» Description of the task
Write each entry out again verbatim, pictures excluded.

(Component data from apps and pages)
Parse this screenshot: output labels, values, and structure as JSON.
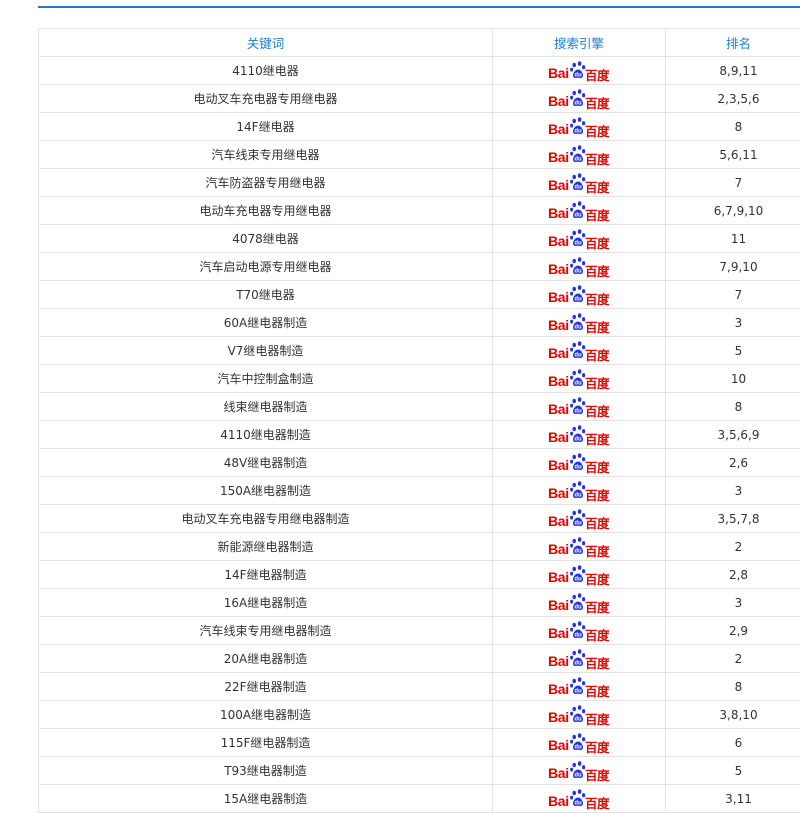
{
  "table": {
    "headers": {
      "keyword": "关键词",
      "engine": "搜索引擎",
      "rank": "排名"
    },
    "engine_logo": {
      "bai": "Bai",
      "du": "百度",
      "icon": "baidu-paw-icon",
      "color": "#e10602"
    },
    "rows": [
      {
        "keyword": "4110继电器",
        "rank": "8,9,11"
      },
      {
        "keyword": "电动叉车充电器专用继电器",
        "rank": "2,3,5,6"
      },
      {
        "keyword": "14F继电器",
        "rank": "8"
      },
      {
        "keyword": "汽车线束专用继电器",
        "rank": "5,6,11"
      },
      {
        "keyword": "汽车防盗器专用继电器",
        "rank": "7"
      },
      {
        "keyword": "电动车充电器专用继电器",
        "rank": "6,7,9,10"
      },
      {
        "keyword": "4078继电器",
        "rank": "11"
      },
      {
        "keyword": "汽车启动电源专用继电器",
        "rank": "7,9,10"
      },
      {
        "keyword": "T70继电器",
        "rank": "7"
      },
      {
        "keyword": "60A继电器制造",
        "rank": "3"
      },
      {
        "keyword": "V7继电器制造",
        "rank": "5"
      },
      {
        "keyword": "汽车中控制盒制造",
        "rank": "10"
      },
      {
        "keyword": "线束继电器制造",
        "rank": "8"
      },
      {
        "keyword": "4110继电器制造",
        "rank": "3,5,6,9"
      },
      {
        "keyword": "48V继电器制造",
        "rank": "2,6"
      },
      {
        "keyword": "150A继电器制造",
        "rank": "3"
      },
      {
        "keyword": "电动叉车充电器专用继电器制造",
        "rank": "3,5,7,8"
      },
      {
        "keyword": "新能源继电器制造",
        "rank": "2"
      },
      {
        "keyword": "14F继电器制造",
        "rank": "2,8"
      },
      {
        "keyword": "16A继电器制造",
        "rank": "3"
      },
      {
        "keyword": "汽车线束专用继电器制造",
        "rank": "2,9"
      },
      {
        "keyword": "20A继电器制造",
        "rank": "2"
      },
      {
        "keyword": "22F继电器制造",
        "rank": "8"
      },
      {
        "keyword": "100A继电器制造",
        "rank": "3,8,10"
      },
      {
        "keyword": "115F继电器制造",
        "rank": "6"
      },
      {
        "keyword": "T93继电器制造",
        "rank": "5"
      },
      {
        "keyword": "15A继电器制造",
        "rank": "3,11"
      }
    ]
  }
}
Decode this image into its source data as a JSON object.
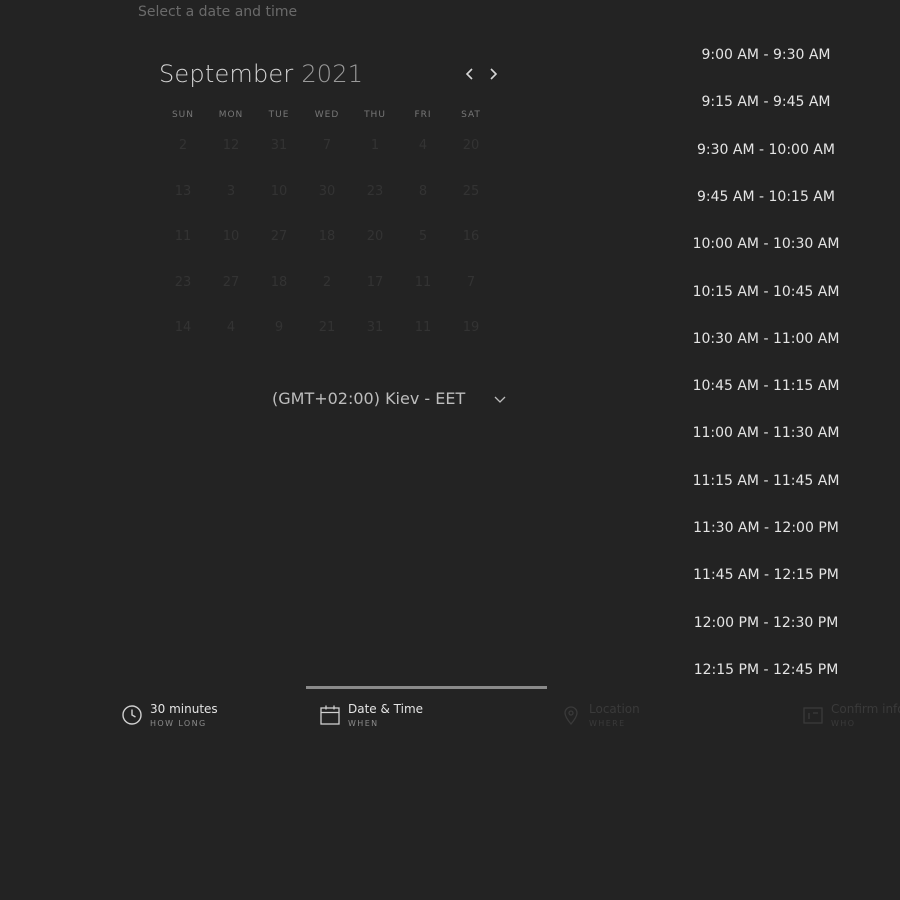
{
  "header": {
    "subtitle": "Select a date and time"
  },
  "calendar": {
    "month": "September",
    "year": "2021",
    "weekdays": [
      "SUN",
      "MON",
      "TUE",
      "WED",
      "THU",
      "FRI",
      "SAT"
    ],
    "rows": [
      [
        "2",
        "12",
        "31",
        "7",
        "1",
        "4",
        "20"
      ],
      [
        "13",
        "3",
        "10",
        "30",
        "23",
        "8",
        "25"
      ],
      [
        "11",
        "10",
        "27",
        "18",
        "20",
        "5",
        "16"
      ],
      [
        "23",
        "27",
        "18",
        "2",
        "17",
        "11",
        "7"
      ],
      [
        "14",
        "4",
        "9",
        "21",
        "31",
        "11",
        "19"
      ]
    ]
  },
  "timezone": {
    "label": "(GMT+02:00) Kiev - EET"
  },
  "time_slots": [
    "9:00 AM - 9:30 AM",
    "9:15 AM - 9:45 AM",
    "9:30 AM - 10:00 AM",
    "9:45 AM - 10:15 AM",
    "10:00 AM - 10:30 AM",
    "10:15 AM - 10:45 AM",
    "10:30 AM - 11:00 AM",
    "10:45 AM - 11:15 AM",
    "11:00 AM - 11:30 AM",
    "11:15 AM - 11:45 AM",
    "11:30 AM - 12:00 PM",
    "11:45 AM - 12:15 PM",
    "12:00 PM - 12:30 PM",
    "12:15 PM - 12:45 PM"
  ],
  "steps": [
    {
      "title": "30 minutes",
      "sub": "HOW LONG",
      "icon": "clock-icon"
    },
    {
      "title": "Date & Time",
      "sub": "WHEN",
      "icon": "calendar-icon"
    },
    {
      "title": "Location",
      "sub": "WHERE",
      "icon": "location-pin-icon"
    },
    {
      "title": "Confirm info",
      "sub": "WHO",
      "icon": "id-card-icon"
    }
  ],
  "colors": {
    "background": "#232323",
    "text_primary": "#e4e4e4",
    "text_muted": "#6a6a6a",
    "active_step_bar": "#8a8a8a"
  }
}
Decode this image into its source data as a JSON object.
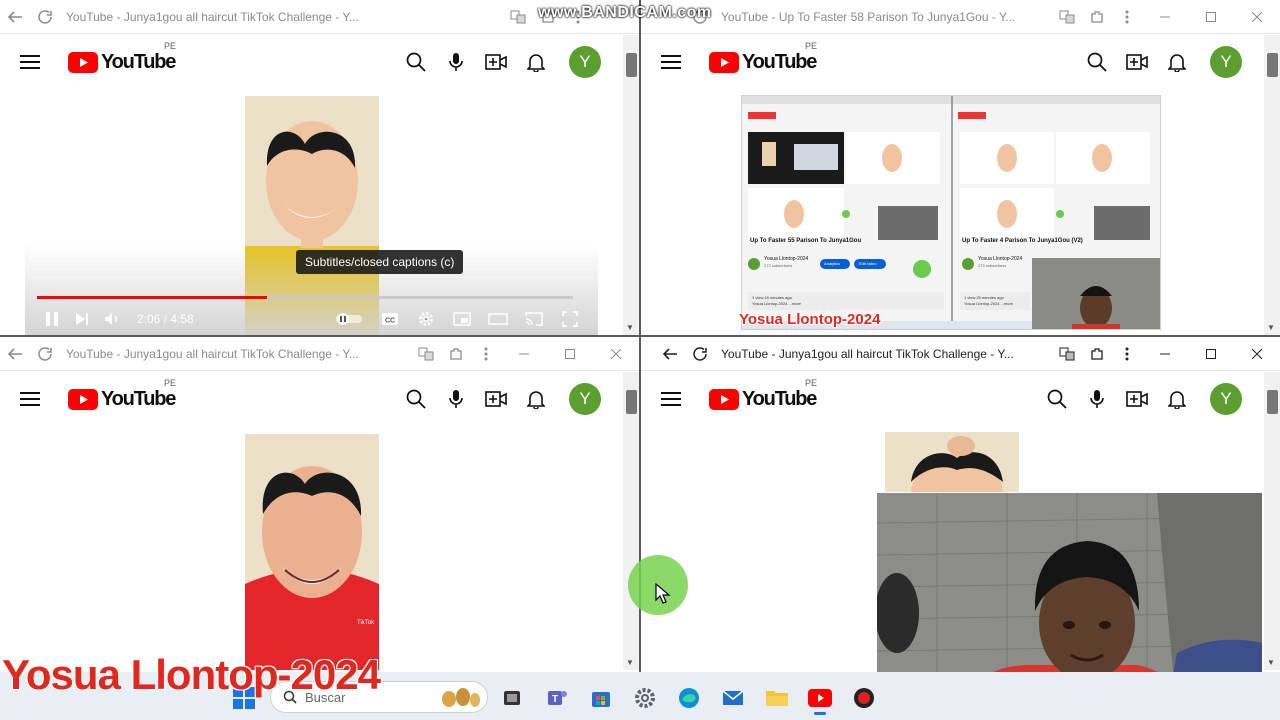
{
  "recorder": {
    "watermark": "www.BANDICAM.com"
  },
  "windows": [
    {
      "title": "YouTube - Junya1gou all haircut TikTok Challenge - Y..."
    },
    {
      "title": "YouTube - Up To Faster 58 Parison To Junya1Gou - Y..."
    },
    {
      "title": "YouTube - Junya1gou all haircut TikTok Challenge - Y..."
    },
    {
      "title": "YouTube - Junya1gou all haircut TikTok Challenge - Y..."
    }
  ],
  "youtube": {
    "logo": "YouTube",
    "country": "PE",
    "avatar": "Y"
  },
  "player": {
    "tooltip": "Subtitles/closed captions (c)",
    "time": "2:06 / 4:58",
    "progress": 0.43,
    "tiktok": "TikTok"
  },
  "nested": {
    "video1_title": "Up To Faster 55 Parison To Junya1Gou",
    "video2_title": "Up To Faster 4 Parison To Junya1Gou (V2)",
    "channel": "Yosua Llontop-2024",
    "subs": "272 subscribers",
    "analytics": "Analytics",
    "edit": "Edit video",
    "views1": "1 view  16 minutes ago",
    "views2": "1 view  25 minutes ago",
    "desc": "Yosua Llontop-2024 ...more"
  },
  "watermarks": {
    "nested": "Yosua Llontop-2024",
    "main": "Yosua Llontop-2024"
  },
  "taskbar": {
    "search_placeholder": "Buscar"
  },
  "colors": {
    "youtube_red": "#ff0000",
    "avatar_green": "#5c9e2f",
    "watermark_red": "#e0281e"
  }
}
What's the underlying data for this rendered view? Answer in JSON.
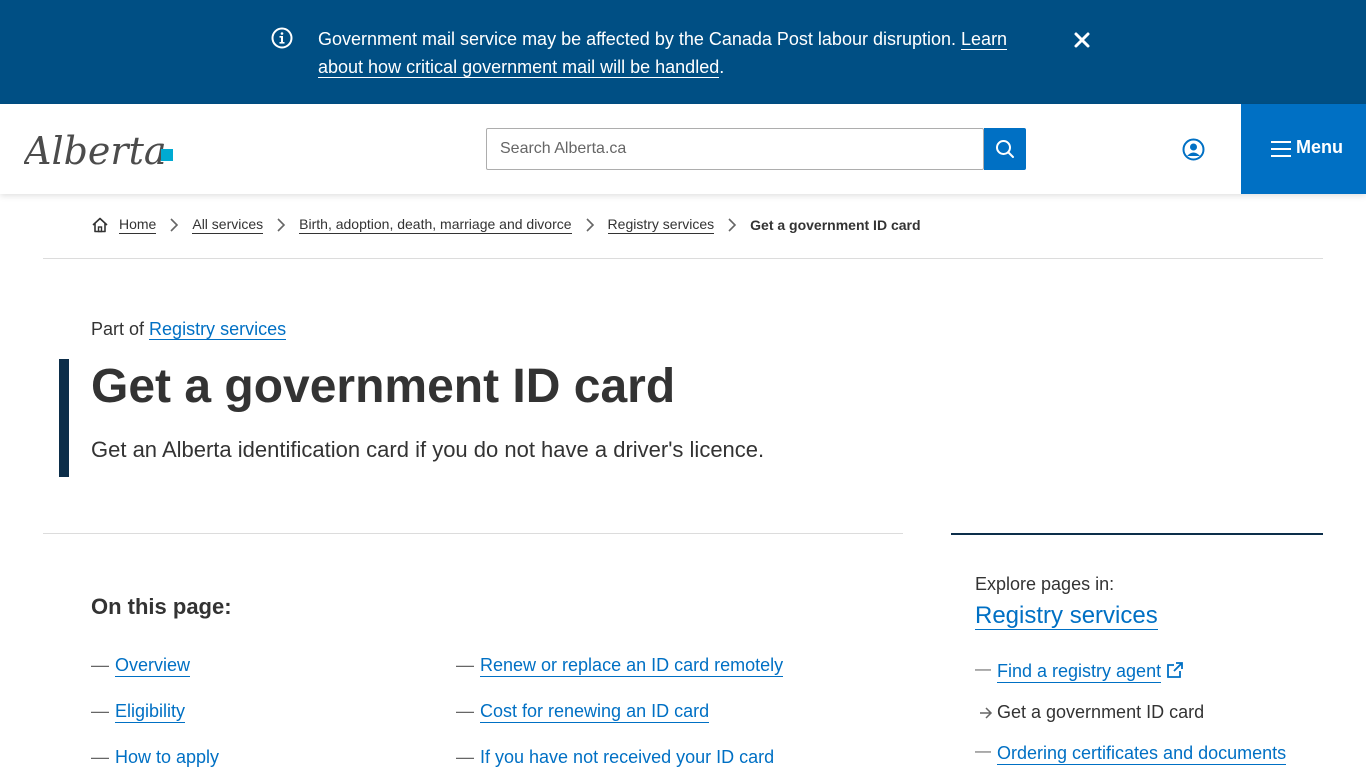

» Result for this task
Parse this screenshot: output labels, values, and structure as JSON.
{
  "table": {
    "headers": {
      "keyword": "关键词",
      "engine": "搜索引擎",
      "rank": "排名"
    },
    "engine_logo": {
      "bai": "Bai",
      "du": "百度",
      "icon": "baidu-paw-icon",
      "color": "#e10602"
    },
    "rows": [
      {
        "keyword": "4110继电器",
        "rank": "8,9,11"
      },
      {
        "keyword": "电动叉车充电器专用继电器",
        "rank": "2,3,5,6"
      },
      {
        "keyword": "14F继电器",
        "rank": "8"
      },
      {
        "keyword": "汽车线束专用继电器",
        "rank": "5,6,11"
      },
      {
        "keyword": "汽车防盗器专用继电器",
        "rank": "7"
      },
      {
        "keyword": "电动车充电器专用继电器",
        "rank": "6,7,9,10"
      },
      {
        "keyword": "4078继电器",
        "rank": "11"
      },
      {
        "keyword": "汽车启动电源专用继电器",
        "rank": "7,9,10"
      },
      {
        "keyword": "T70继电器",
        "rank": "7"
      },
      {
        "keyword": "60A继电器制造",
        "rank": "3"
      },
      {
        "keyword": "V7继电器制造",
        "rank": "5"
      },
      {
        "keyword": "汽车中控制盒制造",
        "rank": "10"
      },
      {
        "keyword": "线束继电器制造",
        "rank": "8"
      },
      {
        "keyword": "4110继电器制造",
        "rank": "3,5,6,9"
      },
      {
        "keyword": "48V继电器制造",
        "rank": "2,6"
      },
      {
        "keyword": "150A继电器制造",
        "rank": "3"
      },
      {
        "keyword": "电动叉车充电器专用继电器制造",
        "rank": "3,5,7,8"
      },
      {
        "keyword": "新能源继电器制造",
        "rank": "2"
      },
      {
        "keyword": "14F继电器制造",
        "rank": "2,8"
      },
      {
        "keyword": "16A继电器制造",
        "rank": "3"
      },
      {
        "keyword": "汽车线束专用继电器制造",
        "rank": "2,9"
      },
      {
        "keyword": "20A继电器制造",
        "rank": "2"
      },
      {
        "keyword": "22F继电器制造",
        "rank": "8"
      },
      {
        "keyword": "100A继电器制造",
        "rank": "3,8,10"
      },
      {
        "keyword": "115F继电器制造",
        "rank": "6"
      },
      {
        "keyword": "T93继电器制造",
        "rank": "5"
      },
      {
        "keyword": "15A继电器制造",
        "rank": "3,11"
      }
    ]
  }
}
Decode this image into its source data as a JSON object.
{
  "header": {
    "subtitle": "Select a date and time"
  },
  "calendar": {
    "month": "September",
    "year": "2021",
    "weekdays": [
      "SUN",
      "MON",
      "TUE",
      "WED",
      "THU",
      "FRI",
      "SAT"
    ],
    "rows": [
      [
        "2",
        "12",
        "31",
        "7",
        "1",
        "4",
        "20"
      ],
      [
        "13",
        "3",
        "10",
        "30",
        "23",
        "8",
        "25"
      ],
      [
        "11",
        "10",
        "27",
        "18",
        "20",
        "5",
        "16"
      ],
      [
        "23",
        "27",
        "18",
        "2",
        "17",
        "11",
        "7"
      ],
      [
        "14",
        "4",
        "9",
        "21",
        "31",
        "11",
        "19"
      ]
    ]
  },
  "timezone": {
    "label": "(GMT+02:00) Kiev - EET"
  },
  "time_slots": [
    "9:00 AM - 9:30 AM",
    "9:15 AM - 9:45 AM",
    "9:30 AM - 10:00 AM",
    "9:45 AM - 10:15 AM",
    "10:00 AM - 10:30 AM",
    "10:15 AM - 10:45 AM",
    "10:30 AM - 11:00 AM",
    "10:45 AM - 11:15 AM",
    "11:00 AM - 11:30 AM",
    "11:15 AM - 11:45 AM",
    "11:30 AM - 12:00 PM",
    "11:45 AM - 12:15 PM",
    "12:00 PM - 12:30 PM",
    "12:15 PM - 12:45 PM"
  ],
  "steps": [
    {
      "title": "30 minutes",
      "sub": "HOW LONG",
      "icon": "clock-icon"
    },
    {
      "title": "Date & Time",
      "sub": "WHEN",
      "icon": "calendar-icon"
    },
    {
      "title": "Location",
      "sub": "WHERE",
      "icon": "location-pin-icon"
    },
    {
      "title": "Confirm info",
      "sub": "WHO",
      "icon": "id-card-icon"
    }
  ],
  "colors": {
    "background": "#232323",
    "text_primary": "#e4e4e4",
    "text_muted": "#6a6a6a",
    "active_step_bar": "#8a8a8a"
  }
}
Decode this image into its source data as a JSON object.
{
  "recorder": {
    "watermark": "www.BANDICAM.com"
  },
  "windows": [
    {
      "title": "YouTube - Junya1gou all haircut TikTok Challenge - Y..."
    },
    {
      "title": "YouTube - Up To Faster 58 Parison To Junya1Gou - Y..."
    },
    {
      "title": "YouTube - Junya1gou all haircut TikTok Challenge - Y..."
    },
    {
      "title": "YouTube - Junya1gou all haircut TikTok Challenge - Y..."
    }
  ],
  "youtube": {
    "logo": "YouTube",
    "country": "PE",
    "avatar": "Y"
  },
  "player": {
    "tooltip": "Subtitles/closed captions (c)",
    "time": "2:06 / 4:58",
    "progress": 0.43,
    "tiktok": "TikTok"
  },
  "nested": {
    "video1_title": "Up To Faster 55 Parison To Junya1Gou",
    "video2_title": "Up To Faster 4 Parison To Junya1Gou (V2)",
    "channel": "Yosua Llontop-2024",
    "subs": "272 subscribers",
    "analytics": "Analytics",
    "edit": "Edit video",
    "views1": "1 view  16 minutes ago",
    "views2": "1 view  25 minutes ago",
    "desc": "Yosua Llontop-2024 ...more"
  },
  "watermarks": {
    "nested": "Yosua Llontop-2024",
    "main": "Yosua Llontop-2024"
  },
  "taskbar": {
    "search_placeholder": "Buscar"
  },
  "colors": {
    "youtube_red": "#ff0000",
    "avatar_green": "#5c9e2f",
    "watermark_red": "#e0281e"
  }
}
What's the underlying data for this rendered view? Answer in JSON.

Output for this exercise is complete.